A pathologic osteochondrogenic differentiation of vascular smooth muscle cells (VSMCs) promotes arterial calcifications, a process associated with significant morbidity and mortality. The molecular pathways promoting this pathology are not completely understood. We studied VSMCs, mouse aortic rings, and human aortic valves and showed here that histone deacetylase 4 (HDAC4) is upregulated early in the calcification process. Gain- and loss-of-function assays demonstrate that HDAC4 is a positive regulator driving this pathology. HDAC4 can shuttle between the nucleus and cytoplasm, but in VSMCs, the cytoplasmic rather than the nuclear activity of HDAC4 promotes calcification, and a nuclear-localized mutant of HDAC4 fails to promote calcification. The cytoplasmic location and function of HDAC4 is controlled by the activity of salt-inducible kinase (SIK). Pharmacologic inhibition of SIK sends HDAC4 to the nucleus and inhibits the calcification process in VSMCs, aortic rings, and in vivo. In the cytoplasm, HDAC4 binds and its activity depends on the adaptor protein ENIGMA (Pdlim7) to promote vascular calcification. These results establish a cytoplasmic role for HDAC4 and identify HDAC4, SIK, and ENIGMA as mediators of vascular calcification.

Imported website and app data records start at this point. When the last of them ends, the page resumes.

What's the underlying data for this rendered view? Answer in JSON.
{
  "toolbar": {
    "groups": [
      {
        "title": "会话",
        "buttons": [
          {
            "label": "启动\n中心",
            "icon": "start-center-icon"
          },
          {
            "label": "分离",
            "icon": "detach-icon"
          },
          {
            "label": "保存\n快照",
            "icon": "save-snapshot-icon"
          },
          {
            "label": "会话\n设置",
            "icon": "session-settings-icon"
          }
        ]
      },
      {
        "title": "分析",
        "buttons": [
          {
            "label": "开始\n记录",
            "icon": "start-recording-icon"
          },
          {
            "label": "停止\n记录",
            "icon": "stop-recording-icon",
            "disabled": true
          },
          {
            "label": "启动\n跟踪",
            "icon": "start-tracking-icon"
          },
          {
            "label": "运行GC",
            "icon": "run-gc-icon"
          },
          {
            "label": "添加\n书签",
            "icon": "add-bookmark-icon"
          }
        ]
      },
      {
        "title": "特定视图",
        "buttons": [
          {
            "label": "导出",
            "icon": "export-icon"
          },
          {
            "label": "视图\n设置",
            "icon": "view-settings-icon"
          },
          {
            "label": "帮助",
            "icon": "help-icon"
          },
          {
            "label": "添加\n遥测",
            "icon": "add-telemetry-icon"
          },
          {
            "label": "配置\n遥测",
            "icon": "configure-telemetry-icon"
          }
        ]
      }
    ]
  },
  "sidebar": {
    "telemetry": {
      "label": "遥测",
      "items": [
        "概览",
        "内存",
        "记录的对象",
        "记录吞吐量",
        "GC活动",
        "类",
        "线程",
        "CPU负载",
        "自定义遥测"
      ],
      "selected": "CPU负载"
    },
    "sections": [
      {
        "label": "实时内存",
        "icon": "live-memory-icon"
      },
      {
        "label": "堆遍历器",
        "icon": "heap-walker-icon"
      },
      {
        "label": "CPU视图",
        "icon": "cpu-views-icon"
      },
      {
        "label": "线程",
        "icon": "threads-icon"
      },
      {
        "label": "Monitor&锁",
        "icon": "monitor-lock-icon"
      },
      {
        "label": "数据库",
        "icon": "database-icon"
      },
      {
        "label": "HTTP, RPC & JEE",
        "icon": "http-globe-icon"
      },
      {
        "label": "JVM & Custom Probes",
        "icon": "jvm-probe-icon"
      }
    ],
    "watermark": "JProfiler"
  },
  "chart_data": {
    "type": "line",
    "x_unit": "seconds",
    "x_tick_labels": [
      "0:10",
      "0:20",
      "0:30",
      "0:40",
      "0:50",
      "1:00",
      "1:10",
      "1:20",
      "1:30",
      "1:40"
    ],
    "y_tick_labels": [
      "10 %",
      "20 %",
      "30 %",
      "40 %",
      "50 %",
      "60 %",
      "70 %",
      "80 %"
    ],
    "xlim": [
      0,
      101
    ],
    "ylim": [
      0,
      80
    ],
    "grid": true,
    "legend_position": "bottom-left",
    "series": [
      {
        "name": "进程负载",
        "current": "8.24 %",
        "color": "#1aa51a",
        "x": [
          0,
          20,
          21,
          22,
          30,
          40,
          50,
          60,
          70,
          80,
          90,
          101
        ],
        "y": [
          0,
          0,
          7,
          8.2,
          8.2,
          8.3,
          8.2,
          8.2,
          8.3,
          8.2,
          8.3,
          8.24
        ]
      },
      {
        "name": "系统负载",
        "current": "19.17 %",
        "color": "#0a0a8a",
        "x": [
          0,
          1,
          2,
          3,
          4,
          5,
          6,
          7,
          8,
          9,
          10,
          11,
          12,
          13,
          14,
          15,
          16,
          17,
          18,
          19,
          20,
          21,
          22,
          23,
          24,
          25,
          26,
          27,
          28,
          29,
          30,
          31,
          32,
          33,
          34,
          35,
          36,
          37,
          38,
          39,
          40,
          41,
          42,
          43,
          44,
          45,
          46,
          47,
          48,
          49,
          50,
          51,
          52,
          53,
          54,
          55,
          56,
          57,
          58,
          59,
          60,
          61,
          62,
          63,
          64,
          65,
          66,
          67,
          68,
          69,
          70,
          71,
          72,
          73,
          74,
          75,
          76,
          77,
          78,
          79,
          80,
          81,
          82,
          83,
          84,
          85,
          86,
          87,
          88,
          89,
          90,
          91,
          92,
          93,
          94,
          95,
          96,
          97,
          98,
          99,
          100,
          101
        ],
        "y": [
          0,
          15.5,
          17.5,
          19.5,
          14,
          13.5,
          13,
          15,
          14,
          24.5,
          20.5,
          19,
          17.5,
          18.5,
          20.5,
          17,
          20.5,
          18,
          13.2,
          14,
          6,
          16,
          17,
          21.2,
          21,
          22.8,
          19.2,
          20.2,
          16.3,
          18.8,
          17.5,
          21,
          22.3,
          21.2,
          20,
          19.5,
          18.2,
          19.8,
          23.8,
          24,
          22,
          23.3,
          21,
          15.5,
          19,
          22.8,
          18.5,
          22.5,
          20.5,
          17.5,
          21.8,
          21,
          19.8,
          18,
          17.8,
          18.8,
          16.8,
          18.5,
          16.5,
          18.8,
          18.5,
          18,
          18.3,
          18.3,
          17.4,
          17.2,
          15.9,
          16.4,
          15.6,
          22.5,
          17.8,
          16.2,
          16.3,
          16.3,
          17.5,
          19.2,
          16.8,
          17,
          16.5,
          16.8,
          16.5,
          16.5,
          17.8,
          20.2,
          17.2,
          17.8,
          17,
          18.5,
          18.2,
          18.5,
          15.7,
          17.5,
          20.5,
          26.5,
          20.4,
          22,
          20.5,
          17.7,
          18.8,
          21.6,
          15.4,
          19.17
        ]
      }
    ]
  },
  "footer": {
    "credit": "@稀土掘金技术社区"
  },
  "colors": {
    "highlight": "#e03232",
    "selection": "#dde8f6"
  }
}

- histone deacetylase
- smooth muscle cell
- vascular calcification
All Science Journal Classification (ASJC) codes
- Molecular Biology